I pulled prayer flags from my pack and wrapped them on the prickly branches of a mountain mahogany tree. "These are for you, Buffalo Ridge. May there come a day when this wild land is a safer place." As I walked off the mountain, the morning's hard snow had turned to mush, the frozen bare ground to mud.

On late Friday, this came out in USFWS' weekly wolf report:

Control - On 2/26/08, ID WS lethally removed 1 gray wolf from the Buffalo Ridge pack in response to repeated confirmed depredations on cattle on private land in the vicinity of Clayton, Idaho. On the 28th, 4 more wolves (3 black, 1 gray) were removed from the Buffalo Ridge pack, and this control action has concluded for now.

The "concluded for now" means Wildlife Service is still looking for the pack's black alpha male B196, who was not with the rest of the wolves. His radio signal has not been picked up for some time according to authorities. Either he took off from his mate, B95, which seems unlikely. Or, he has been deep-sixed.

Buffalo Ridge Pack's tracks and domain, February 28, 2008. Lynne Stone photo.
Buffalo Ridge Pack's
tracks and domain,
February 28, 2008.
ENLARGE PHOTO
My mutt, Bo, sniffs a wolf bed that I suspect was vacated in a hurry two days before. Lynne Stone photo.
My mutt, Bo, sniffs a wolf bed
that I suspect was vacated in
a hurry two days before.
ENLARGE PHOTO
Prayer flags on North Butte for Buffalo Ridge and all the wolves under siege in the Northern Rockies. Lynne Stone photo.
Prayer flags on North Butte for
Buffalo Ridge and all the wolves
under siege in the Northern Rockies.
ENLARGE PHOTO


We are remembered by the tracks we leave behind.
We are remembered by the tracks we leave behind. The final tracks of a Buffalo Ridge wolf. February 28, 2008. Lynne Stone photo.
The final tracks of a Buffalo Ridge wolf. February 28, 2008.

 

Buffalo Ridge Wolves, Seen at Night. Ken Cole Photos.
Buffalo Ridge Wolves, Seen
at Night.

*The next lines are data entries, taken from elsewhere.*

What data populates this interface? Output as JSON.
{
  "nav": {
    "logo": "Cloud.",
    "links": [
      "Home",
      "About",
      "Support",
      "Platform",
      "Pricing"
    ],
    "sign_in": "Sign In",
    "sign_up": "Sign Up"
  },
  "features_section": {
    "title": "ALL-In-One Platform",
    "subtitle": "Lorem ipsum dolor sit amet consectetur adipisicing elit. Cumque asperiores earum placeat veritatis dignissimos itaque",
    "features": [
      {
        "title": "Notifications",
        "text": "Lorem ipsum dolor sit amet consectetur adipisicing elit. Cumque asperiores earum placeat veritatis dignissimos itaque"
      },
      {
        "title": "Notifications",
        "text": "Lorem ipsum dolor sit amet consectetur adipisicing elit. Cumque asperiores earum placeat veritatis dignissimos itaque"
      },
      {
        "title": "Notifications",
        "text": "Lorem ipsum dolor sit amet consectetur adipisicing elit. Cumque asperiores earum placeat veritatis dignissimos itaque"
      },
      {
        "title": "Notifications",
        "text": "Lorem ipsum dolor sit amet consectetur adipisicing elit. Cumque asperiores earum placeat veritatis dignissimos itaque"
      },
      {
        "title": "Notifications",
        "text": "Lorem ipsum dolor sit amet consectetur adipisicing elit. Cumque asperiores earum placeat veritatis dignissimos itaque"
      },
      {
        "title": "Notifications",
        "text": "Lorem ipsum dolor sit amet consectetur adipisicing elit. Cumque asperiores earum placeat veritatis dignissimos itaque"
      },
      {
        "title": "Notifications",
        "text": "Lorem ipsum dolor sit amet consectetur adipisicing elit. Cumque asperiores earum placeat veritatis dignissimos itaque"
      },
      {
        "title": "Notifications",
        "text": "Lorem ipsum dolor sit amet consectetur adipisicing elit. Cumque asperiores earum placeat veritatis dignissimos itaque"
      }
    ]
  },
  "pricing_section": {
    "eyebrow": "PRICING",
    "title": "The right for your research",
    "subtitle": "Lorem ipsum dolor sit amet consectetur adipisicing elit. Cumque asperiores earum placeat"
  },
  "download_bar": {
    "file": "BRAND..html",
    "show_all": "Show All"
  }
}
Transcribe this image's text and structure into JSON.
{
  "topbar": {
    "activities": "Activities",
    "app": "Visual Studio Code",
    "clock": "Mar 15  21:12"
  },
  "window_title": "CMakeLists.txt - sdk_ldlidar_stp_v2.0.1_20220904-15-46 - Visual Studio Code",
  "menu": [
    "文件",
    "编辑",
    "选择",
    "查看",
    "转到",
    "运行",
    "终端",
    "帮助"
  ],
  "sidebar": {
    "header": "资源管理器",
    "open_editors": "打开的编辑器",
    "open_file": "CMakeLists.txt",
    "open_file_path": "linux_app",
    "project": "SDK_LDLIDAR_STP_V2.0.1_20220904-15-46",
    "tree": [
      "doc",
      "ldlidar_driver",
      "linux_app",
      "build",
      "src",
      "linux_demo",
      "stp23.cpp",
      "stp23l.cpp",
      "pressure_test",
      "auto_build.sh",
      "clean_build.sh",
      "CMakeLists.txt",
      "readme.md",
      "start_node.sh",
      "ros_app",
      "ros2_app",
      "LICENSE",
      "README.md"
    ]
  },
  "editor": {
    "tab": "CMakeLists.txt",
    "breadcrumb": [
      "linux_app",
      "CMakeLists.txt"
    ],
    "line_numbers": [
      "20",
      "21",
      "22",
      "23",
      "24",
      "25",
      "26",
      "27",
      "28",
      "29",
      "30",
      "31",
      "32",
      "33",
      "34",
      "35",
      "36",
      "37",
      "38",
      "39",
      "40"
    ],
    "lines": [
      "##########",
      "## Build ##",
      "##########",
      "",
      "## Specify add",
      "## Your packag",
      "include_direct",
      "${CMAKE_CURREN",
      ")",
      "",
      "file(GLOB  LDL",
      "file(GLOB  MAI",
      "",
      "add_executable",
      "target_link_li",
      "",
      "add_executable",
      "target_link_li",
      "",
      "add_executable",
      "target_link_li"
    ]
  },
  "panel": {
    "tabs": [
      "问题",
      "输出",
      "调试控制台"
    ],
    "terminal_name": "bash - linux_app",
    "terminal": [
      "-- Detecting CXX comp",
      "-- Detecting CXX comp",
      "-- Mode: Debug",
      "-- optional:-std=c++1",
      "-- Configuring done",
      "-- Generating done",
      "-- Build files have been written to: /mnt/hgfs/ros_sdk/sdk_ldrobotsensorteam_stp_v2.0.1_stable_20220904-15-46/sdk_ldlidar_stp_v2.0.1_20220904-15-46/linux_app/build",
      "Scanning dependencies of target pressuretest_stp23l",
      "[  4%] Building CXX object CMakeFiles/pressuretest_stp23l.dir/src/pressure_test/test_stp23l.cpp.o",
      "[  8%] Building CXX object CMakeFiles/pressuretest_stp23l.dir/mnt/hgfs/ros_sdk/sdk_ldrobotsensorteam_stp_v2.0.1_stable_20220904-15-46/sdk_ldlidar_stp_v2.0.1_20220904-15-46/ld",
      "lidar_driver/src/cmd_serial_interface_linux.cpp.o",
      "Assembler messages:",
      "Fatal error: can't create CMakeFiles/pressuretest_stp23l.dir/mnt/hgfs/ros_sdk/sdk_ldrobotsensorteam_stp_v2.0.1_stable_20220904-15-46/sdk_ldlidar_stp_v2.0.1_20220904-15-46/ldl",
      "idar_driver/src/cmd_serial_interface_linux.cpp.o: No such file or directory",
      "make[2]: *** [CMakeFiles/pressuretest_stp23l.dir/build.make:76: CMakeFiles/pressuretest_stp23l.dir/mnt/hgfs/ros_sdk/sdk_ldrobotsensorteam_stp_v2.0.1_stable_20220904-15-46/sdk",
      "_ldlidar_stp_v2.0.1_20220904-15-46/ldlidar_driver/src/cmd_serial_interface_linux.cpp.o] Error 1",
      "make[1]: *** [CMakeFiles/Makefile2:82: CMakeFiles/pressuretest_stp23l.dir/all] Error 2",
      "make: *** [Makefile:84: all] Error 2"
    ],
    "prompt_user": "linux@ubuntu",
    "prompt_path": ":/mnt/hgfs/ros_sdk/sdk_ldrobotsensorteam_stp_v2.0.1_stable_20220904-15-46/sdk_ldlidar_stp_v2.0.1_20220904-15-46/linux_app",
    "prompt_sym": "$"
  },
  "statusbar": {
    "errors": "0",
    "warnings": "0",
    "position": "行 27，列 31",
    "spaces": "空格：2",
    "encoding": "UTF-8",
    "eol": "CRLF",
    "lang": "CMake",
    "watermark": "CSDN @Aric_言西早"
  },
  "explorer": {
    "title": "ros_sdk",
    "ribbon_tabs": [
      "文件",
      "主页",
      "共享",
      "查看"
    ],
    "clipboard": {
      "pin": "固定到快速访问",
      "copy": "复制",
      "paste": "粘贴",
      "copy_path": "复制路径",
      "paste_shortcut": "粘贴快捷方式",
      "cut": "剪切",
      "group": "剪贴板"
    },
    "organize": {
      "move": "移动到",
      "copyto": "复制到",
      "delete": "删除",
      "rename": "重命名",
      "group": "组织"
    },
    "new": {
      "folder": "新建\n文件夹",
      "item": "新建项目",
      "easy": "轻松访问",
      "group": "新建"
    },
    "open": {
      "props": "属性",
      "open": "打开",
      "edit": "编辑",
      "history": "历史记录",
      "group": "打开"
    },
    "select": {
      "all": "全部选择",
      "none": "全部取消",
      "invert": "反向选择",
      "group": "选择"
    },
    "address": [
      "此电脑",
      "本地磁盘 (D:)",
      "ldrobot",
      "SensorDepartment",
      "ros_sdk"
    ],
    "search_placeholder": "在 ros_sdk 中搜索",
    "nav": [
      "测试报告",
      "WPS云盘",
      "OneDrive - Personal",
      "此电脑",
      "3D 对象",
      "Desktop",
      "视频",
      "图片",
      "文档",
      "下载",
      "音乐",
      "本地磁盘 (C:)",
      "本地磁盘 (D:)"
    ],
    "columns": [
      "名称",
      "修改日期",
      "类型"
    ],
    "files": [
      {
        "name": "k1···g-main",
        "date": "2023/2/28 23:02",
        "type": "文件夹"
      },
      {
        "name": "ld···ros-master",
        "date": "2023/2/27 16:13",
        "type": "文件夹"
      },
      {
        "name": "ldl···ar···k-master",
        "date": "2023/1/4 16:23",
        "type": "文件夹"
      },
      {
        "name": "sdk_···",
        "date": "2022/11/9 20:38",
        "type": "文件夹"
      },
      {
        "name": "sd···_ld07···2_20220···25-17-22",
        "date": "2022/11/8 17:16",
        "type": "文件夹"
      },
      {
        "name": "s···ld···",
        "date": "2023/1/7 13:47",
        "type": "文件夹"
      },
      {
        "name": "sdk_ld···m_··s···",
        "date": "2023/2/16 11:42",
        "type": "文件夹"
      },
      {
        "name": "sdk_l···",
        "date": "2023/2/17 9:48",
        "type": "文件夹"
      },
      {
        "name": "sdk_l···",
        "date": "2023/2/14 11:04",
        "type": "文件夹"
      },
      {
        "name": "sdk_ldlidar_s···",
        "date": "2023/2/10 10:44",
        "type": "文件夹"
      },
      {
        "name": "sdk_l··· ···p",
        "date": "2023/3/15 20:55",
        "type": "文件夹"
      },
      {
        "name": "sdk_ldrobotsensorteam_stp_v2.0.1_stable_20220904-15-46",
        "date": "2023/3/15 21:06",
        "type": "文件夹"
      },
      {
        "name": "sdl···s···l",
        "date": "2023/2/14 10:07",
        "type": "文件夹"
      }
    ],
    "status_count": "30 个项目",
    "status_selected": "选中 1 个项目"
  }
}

Ken Cole Photos.

LOOK AT MORE PHOTOS

Find more information about Buffalo Ridge wolves on Ralph Maughan's blog
(Also, a search of Ralph's site will bring up older stories about the Buffalo Ridge Pack.)
 

We Are Remembered by the Tracks We Leave Behind

Boulder-White Clouds Council's
newspaper ad which ran
in the Challis Messenger,
March 13, 2008.

 

This site is best viewed
in Internet Explorer 6
or Netscape 7

Keep the Heart of Idaho Wild